Red meat industry leaders contacted by Beef Central today said they are not expecting the impending opening of Australia’s market to these countries to result in a flood of imported beef.
Industry groups made substantial recommendations throughout the inquiry process and said the final report’s recommendation was not unexpected.
Industry representatives said that global trade was a two-way street, and it was unrealistic for Australia as an export-dependent trading nation to deny countries that took Australian product under certain conditions the same access to our market under similar conditions.
Prawn experience still fresh in industry minds
However, the red meat industry is also extremely conscious of the recent biosecurity breakdowns caused by prawn imports that crippled Australia’s prawn farming industry.
Red Meat Advisory Council independent chair Don Mackay said it was essential the Federal Government deploys the right amount of people and funding to ensure imported product can be properly managed and risks are as low as they need to be.
“We’re very conscious of what happened with the prawn industry and there is no doubt that the industry is watching very closely the performance of the government in regard to this,” he said.

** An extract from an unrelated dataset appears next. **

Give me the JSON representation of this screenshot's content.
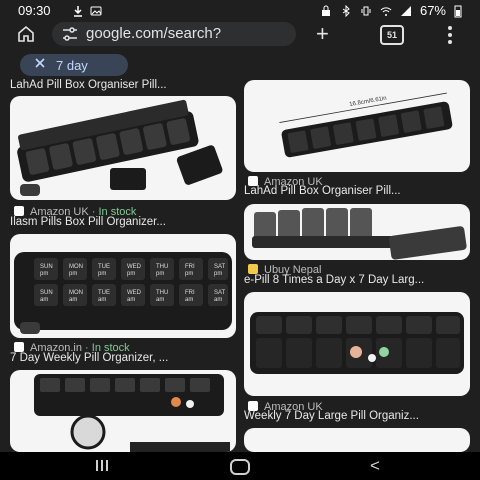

Asked if Australian beef producers should expect a flood of beef to enter under new import arrangements, Mr Mackay said the reality was likely to be something “significantly less than that”.
“I have been asked questions around the cost and value of Australian beef currently versus other potential importers,” he said.
“It is a long time between now and when any meat might come in, so we don’t know exactly what that comparative might be at the time
“But these countries have all got markets for their product today. It will only come here if in fact there is a considerable economic and commercial reason to do it.
“I don’t think we need to be jumping to conclusions about this yet.
“We’re obviously as a whole industry making sure we put the government on notice in terms of all the concerns and protocols that need to be in place are properly funded and put in place before any product enters the country.”
High-end product from Japan perhaps most likely
Australian Meat Industry Council CEO Patrick Hutchinson said the Department had kept industry informed through the process, and biosecurity officials were confident they had the necessary bases covered.
He said the level of trade that follows would ultimately come down to how advantageous exporting countries see the Australian market.
“It is one thing getting access, but obviously then having products to compete in our market is another thing.
“What we may see is specific products coming in, it is not going to be open slather on sausages or boneless product, it might be very specific products and it has got to be advantageous for people sending it.”
AMIC’s assessment suggested that the most likely trade to flow once countries gain market access would be high-end beef from Japan.
“We are just assessing at the moment, through that assessment we think that would be the initial product coming in,” Mr Hutchinson said.